This window is essentially a cultural phenomenon, because plenty of ideas beyond the Overton window are practically feasible - that is, they are both constitutionally acceptable and achievable. Conversely, sometimes ideas of dubious constitutionality are pushed into the Overton window by ambitious political forces. Accusations of "extremism," and declarations that "the people" desperately want something, are deliberate cultural efforts to manipulate the window of political possibility.
But politics also shapes culture. One of the most potent examples is the cultural devastation wrought by the Great Society. Over the course of a single generation, the cultural reality of the welfare state's dependents was profoundly and permanently altered. Dependency and illegitimacy changed the way they viewed the world, which in turn altered their political expectations. A sufficiently powerful government can shape the culture of its people, and it has much to gain by doing so.
Government and culture also interact with economics. Elections are shaped by economic perceptions, an idea captured neatly in the mantra of Bill Clinton's 1992 election team: "It's the economy, stupid."
But the economy is also changed by public perceptions... and politicians are experts at manipulating the way people see things. People spend and invest differently, based on what they believe about the current and future states of the economy. Incumbent politicians often accuse their opponents of causing damage to general prosperity by "talking down" about the economy.
The connection between the economy and culture is obvious. A great deal of popular culture is organized around the worship of "acceptable" wealth, matched with disdain for fortunes that have not been properly "earned." That's why the same people who embrace class-warfare themes and fume over "income inequality" will also devour entertainment-media coverage of their favorite celebrity's opulent lifestyle.
People adjust their cultural expectations based on their financial reality. Those in different income brackets see themselves as living in different worlds. There are good reasons why Hollywood consistently sells rapacious businessmen to the public as villains, even though Hollywood itself is quite the shark tank.
And of course, a prevailing sense of resentment for those who unfairly amass great wealth, by exploiting the Little Guy, leads to political demands for "social justice." The Left has been very successful at working its political preferences into culture, shaping the battlefield of democracy long before the first vote is cast.
Each leg of this social triangle is, ultimately, a form of communication. That's obvious enough in the cases of politics and culture, but it's true of economics as well. Commerce is a flow of data. The value of goods and services, the pathways of investment, supply and demand... these are all transfers of information. This makes it easy for commerce to integrate smoothly with cultural and political communication.

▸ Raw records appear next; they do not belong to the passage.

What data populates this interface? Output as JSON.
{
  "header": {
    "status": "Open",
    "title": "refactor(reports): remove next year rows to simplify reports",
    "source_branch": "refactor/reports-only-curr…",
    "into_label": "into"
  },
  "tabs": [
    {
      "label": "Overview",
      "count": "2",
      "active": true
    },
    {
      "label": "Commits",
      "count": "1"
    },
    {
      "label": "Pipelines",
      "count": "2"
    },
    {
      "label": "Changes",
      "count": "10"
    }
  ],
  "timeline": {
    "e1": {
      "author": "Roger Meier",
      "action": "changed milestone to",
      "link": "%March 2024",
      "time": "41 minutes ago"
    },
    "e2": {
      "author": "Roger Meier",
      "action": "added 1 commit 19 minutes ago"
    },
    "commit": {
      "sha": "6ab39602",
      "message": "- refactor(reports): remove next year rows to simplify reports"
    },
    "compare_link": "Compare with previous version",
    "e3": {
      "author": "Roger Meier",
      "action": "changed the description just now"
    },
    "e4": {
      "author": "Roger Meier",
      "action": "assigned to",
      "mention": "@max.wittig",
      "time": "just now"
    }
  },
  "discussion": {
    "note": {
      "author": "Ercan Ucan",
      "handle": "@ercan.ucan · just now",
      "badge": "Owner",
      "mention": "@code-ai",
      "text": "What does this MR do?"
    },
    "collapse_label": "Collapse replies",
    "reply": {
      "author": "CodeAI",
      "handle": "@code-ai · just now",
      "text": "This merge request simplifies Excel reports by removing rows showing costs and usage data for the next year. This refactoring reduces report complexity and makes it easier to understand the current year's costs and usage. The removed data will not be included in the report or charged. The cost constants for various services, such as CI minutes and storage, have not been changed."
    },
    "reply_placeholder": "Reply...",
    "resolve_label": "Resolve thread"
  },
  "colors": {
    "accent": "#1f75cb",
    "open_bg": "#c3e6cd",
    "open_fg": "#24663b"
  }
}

At a primal level, all three forms of communication concern the allocation of resources. Government power allocates resources through compulsive force. Free-market economics shift resources through voluntary transactions. Culture changes the perceived value of goods, particularly human resources. The flow of vast wealth toward a relatively small group of entertainers and athletes, for example, is a cultural transaction; they make all that money because their audiences believe they are worth it. In many other ways, cultural exchanges shape demand, and demand is one of the fundamental economic forces.
It is wise to appreciate this interaction between culture, politics, and the economy when considering any important issue. Before making a decision that will have a profound effect on one aspect of the social triangle, we should remember that it will ultimately affect all of them. Nothing happens in a vacuum. You can't create a gigantic welfare state without also producing a culture of dependency, and draining the economic vitality that could offer people opportunity instead of dependency. You can't import powerful cultural and economic forces through large-scale immigration without also changing the electoral map. A weak economy can lead to electoral demands for new government... or it can lead to even greater power for the State, as fearful people demand greater protection from hardship. If they're already comfortable with central command of the economy, they have every reason to believe politicians when they promise such protection.
It's a shame that the most malevolent forces seem to best understand this complex three-way relationship, but it's not really a surprise. Only power-hungry politicians - including big players in the cultural or economic arenas with political aspirations - are likely to view all other elements of society as tools for fulfilling their ambitions. Many citizens want to be left alone, to pursue their dreams and live according to their values. But they won't be left alone... because the power of government has grown, making the political leg of the triangle much longer than the others. Privacy and liberty demand a far more equilateral configuration.
Addendum: A thought experiment: Is it a reliable indicator of social decay when the legs of the social triangle become too closely blended together? In a healthy society, they influence one another... but remain distinct.